Few couples can say they starred in over 100 films, influenced generations of comedians, and outlasted seven marriages. However, the partnership between Stan Laurel and Oliver “Babe” Hardy did all that and more. “Stan & Ollie” is a biopic that follows the legendary vaudeville duo in the twilight years of their career as they work to stay relevant. The film is both clever and poignant, celebrating the lives and legacy of one of the world’s most famous comedy teams.
Stan Laurel (Steve Coogan) and Oliver Hardy (John C. Reilly) rose to fame in the late 1920s with their slapstick-style humor. Despite their talent and success, they struggled in the late 1940s to land a steady gig and make ends meet. And so in 1953 they embarked on a tour of second-tier theatres in Britain hoping it would revive their popularity and help them land another big movie contract. The film follows them as they do the heavy lifting—literally and figuratively—to make the show and their relationship work.
Coogan and Reilly are both delightful in their portrayals of these two legends. They make the stage show look easy and their resemblance to the original talent is uncanny. Their wives, Ida Lauren (Nina Arianda) and Lucille Hardy (Shirley Henderson), are similarly fantastic. We get a rich sense of the complexity of Stan and Ollie, both as individuals and in their relationship on and off the stage. It would have been easy to focus only on their comedy and public personas, and instead we got to peek behind the curtains to see them whole and flawed. In the same way, it would have been easy for the film to relegate Stan and Ollie’s wives to arm candy, but instead they were present with wit, charm, and opinions.
There were lots of opportunities to see the magic that occurred when these two were on stage. I knew the duo in name only before watching the film. Yet while familiarity with their work may have added to the magic, it wasn’t a prerequisite for enjoyment. My favourite skit was a clip from “Berth Marks” where they were meeting at a train station and ended up just missing each other because they kept walking and looking the wrong way. The choreography, coordination, and collaboration required were evocative of a delicate ballet.
Stan and Ollie’s unbreakable friendship between is the biggest theme throughout the whole film, to the point where it almost feels like a romantic comedy at times. The film explores the challenges of a long-term professional relationship, the dangers of unvoiced expectations, the damage caused by betrayal, and the importance of good communication and forgiveness. There was one particularly touching scene when Ollie’s health was in decline and Stan sat in bed with him and held his hand. In a time when the concept of toxic masculinity is making waves, it was powerful to see two men be kind and vulnerable together.
“Stan & Ollie” is the story of a bond between two very different individuals. It is a touching tribute that honors the golden age of vaudeville and two masters of the art form. The film will make you want to dive into the Laurel and Hardy archives, as I did, to enjoy their original work and to celebrate their friendship and legacy.

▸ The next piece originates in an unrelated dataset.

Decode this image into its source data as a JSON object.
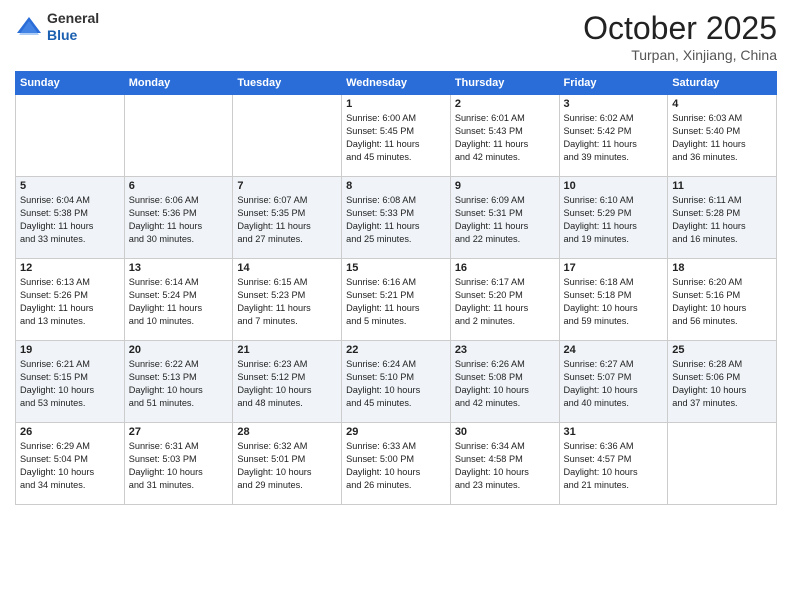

Amy Kellestine is an educator, engineer, Arati life coach and entrepreneur living in Edmonton, Alberta. She spends her free time camping, gardening, and volunteering for causes such as Cystic Fibrosis and nature conservation. She is a devoted mother and is passionate about helping others and writing.